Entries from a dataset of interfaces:

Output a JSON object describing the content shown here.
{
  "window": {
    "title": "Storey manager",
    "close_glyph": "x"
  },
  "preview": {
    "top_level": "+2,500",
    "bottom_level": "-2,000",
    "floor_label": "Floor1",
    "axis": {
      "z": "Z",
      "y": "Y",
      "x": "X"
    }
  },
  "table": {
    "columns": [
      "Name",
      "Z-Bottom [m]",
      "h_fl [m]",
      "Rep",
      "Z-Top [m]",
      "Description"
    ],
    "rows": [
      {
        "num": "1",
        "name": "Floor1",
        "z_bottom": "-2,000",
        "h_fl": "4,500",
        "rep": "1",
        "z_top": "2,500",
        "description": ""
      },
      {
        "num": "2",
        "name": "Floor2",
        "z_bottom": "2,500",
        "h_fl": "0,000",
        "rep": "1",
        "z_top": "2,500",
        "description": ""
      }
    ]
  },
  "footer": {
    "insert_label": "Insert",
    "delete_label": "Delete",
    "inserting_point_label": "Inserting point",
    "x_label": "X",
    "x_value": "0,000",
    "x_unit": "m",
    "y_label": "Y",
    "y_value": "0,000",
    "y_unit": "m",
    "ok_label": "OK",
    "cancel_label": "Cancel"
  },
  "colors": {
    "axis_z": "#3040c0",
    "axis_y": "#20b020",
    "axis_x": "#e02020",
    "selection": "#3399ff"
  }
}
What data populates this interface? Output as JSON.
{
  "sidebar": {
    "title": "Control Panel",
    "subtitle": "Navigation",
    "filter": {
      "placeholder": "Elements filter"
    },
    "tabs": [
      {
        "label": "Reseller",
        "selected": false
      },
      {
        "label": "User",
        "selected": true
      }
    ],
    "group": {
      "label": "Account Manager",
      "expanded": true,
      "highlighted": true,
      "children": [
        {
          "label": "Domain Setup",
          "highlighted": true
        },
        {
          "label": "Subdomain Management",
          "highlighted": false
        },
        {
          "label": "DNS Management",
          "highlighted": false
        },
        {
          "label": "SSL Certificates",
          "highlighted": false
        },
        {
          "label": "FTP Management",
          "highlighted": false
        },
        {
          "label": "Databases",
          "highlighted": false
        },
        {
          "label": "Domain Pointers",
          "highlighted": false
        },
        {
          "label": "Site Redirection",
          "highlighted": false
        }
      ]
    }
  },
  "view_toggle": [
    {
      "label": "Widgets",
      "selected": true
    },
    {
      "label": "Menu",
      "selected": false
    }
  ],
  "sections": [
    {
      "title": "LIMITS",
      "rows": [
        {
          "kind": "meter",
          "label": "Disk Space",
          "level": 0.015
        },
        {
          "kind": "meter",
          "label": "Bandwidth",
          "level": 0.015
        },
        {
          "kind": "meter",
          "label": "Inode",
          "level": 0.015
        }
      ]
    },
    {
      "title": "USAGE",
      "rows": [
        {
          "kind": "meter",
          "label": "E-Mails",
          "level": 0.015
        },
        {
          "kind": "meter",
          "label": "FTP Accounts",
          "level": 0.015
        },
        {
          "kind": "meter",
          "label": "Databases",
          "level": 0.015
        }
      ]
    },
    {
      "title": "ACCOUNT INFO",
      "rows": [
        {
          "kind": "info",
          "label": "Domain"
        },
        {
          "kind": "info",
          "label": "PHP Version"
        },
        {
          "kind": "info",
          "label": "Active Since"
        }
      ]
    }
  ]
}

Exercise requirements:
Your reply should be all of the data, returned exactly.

Exercise output:
Output a JSON object describing the content shown here.
{
  "window": {
    "title": "Storey manager",
    "close_glyph": "x"
  },
  "preview": {
    "top_level": "+2,500",
    "bottom_level": "-2,000",
    "floor_label": "Floor1",
    "axis": {
      "z": "Z",
      "y": "Y",
      "x": "X"
    }
  },
  "table": {
    "columns": [
      "Name",
      "Z-Bottom [m]",
      "h_fl [m]",
      "Rep",
      "Z-Top [m]",
      "Description"
    ],
    "rows": [
      {
        "num": "1",
        "name": "Floor1",
        "z_bottom": "-2,000",
        "h_fl": "4,500",
        "rep": "1",
        "z_top": "2,500",
        "description": ""
      },
      {
        "num": "2",
        "name": "Floor2",
        "z_bottom": "2,500",
        "h_fl": "0,000",
        "rep": "1",
        "z_top": "2,500",
        "description": ""
      }
    ]
  },
  "footer": {
    "insert_label": "Insert",
    "delete_label": "Delete",
    "inserting_point_label": "Inserting point",
    "x_label": "X",
    "x_value": "0,000",
    "x_unit": "m",
    "y_label": "Y",
    "y_value": "0,000",
    "y_unit": "m",
    "ok_label": "OK",
    "cancel_label": "Cancel"
  },
  "colors": {
    "axis_z": "#3040c0",
    "axis_y": "#20b020",
    "axis_x": "#e02020",
    "selection": "#3399ff"
  }
}
What data populates this interface? Output as JSON.
{
  "sidebar": {
    "title": "Control Panel",
    "subtitle": "Navigation",
    "filter": {
      "placeholder": "Elements filter"
    },
    "tabs": [
      {
        "label": "Reseller",
        "selected": false
      },
      {
        "label": "User",
        "selected": true
      }
    ],
    "group": {
      "label": "Account Manager",
      "expanded": true,
      "highlighted": true,
      "children": [
        {
          "label": "Domain Setup",
          "highlighted": true
        },
        {
          "label": "Subdomain Management",
          "highlighted": false
        },
        {
          "label": "DNS Management",
          "highlighted": false
        },
        {
          "label": "SSL Certificates",
          "highlighted": false
        },
        {
          "label": "FTP Management",
          "highlighted": false
        },
        {
          "label": "Databases",
          "highlighted": false
        },
        {
          "label": "Domain Pointers",
          "highlighted": false
        },
        {
          "label": "Site Redirection",
          "highlighted": false
        }
      ]
    }
  },
  "view_toggle": [
    {
      "label": "Widgets",
      "selected": true
    },
    {
      "label": "Menu",
      "selected": false
    }
  ],
  "sections": [
    {
      "title": "LIMITS",
      "rows": [
        {
          "kind": "meter",
          "label": "Disk Space",
          "level": 0.015
        },
        {
          "kind": "meter",
          "label": "Bandwidth",
          "level": 0.015
        },
        {
          "kind": "meter",
          "label": "Inode",
          "level": 0.015
        }
      ]
    },
    {
      "title": "USAGE",
      "rows": [
        {
          "kind": "meter",
          "label": "E-Mails",
          "level": 0.015
        },
        {
          "kind": "meter",
          "label": "FTP Accounts",
          "level": 0.015
        },
        {
          "kind": "meter",
          "label": "Databases",
          "level": 0.015
        }
      ]
    },
    {
      "title": "ACCOUNT INFO",
      "rows": [
        {
          "kind": "info",
          "label": "Domain"
        },
        {
          "kind": "info",
          "label": "PHP Version"
        },
        {
          "kind": "info",
          "label": "Active Since"
        }
      ]
    }
  ]
}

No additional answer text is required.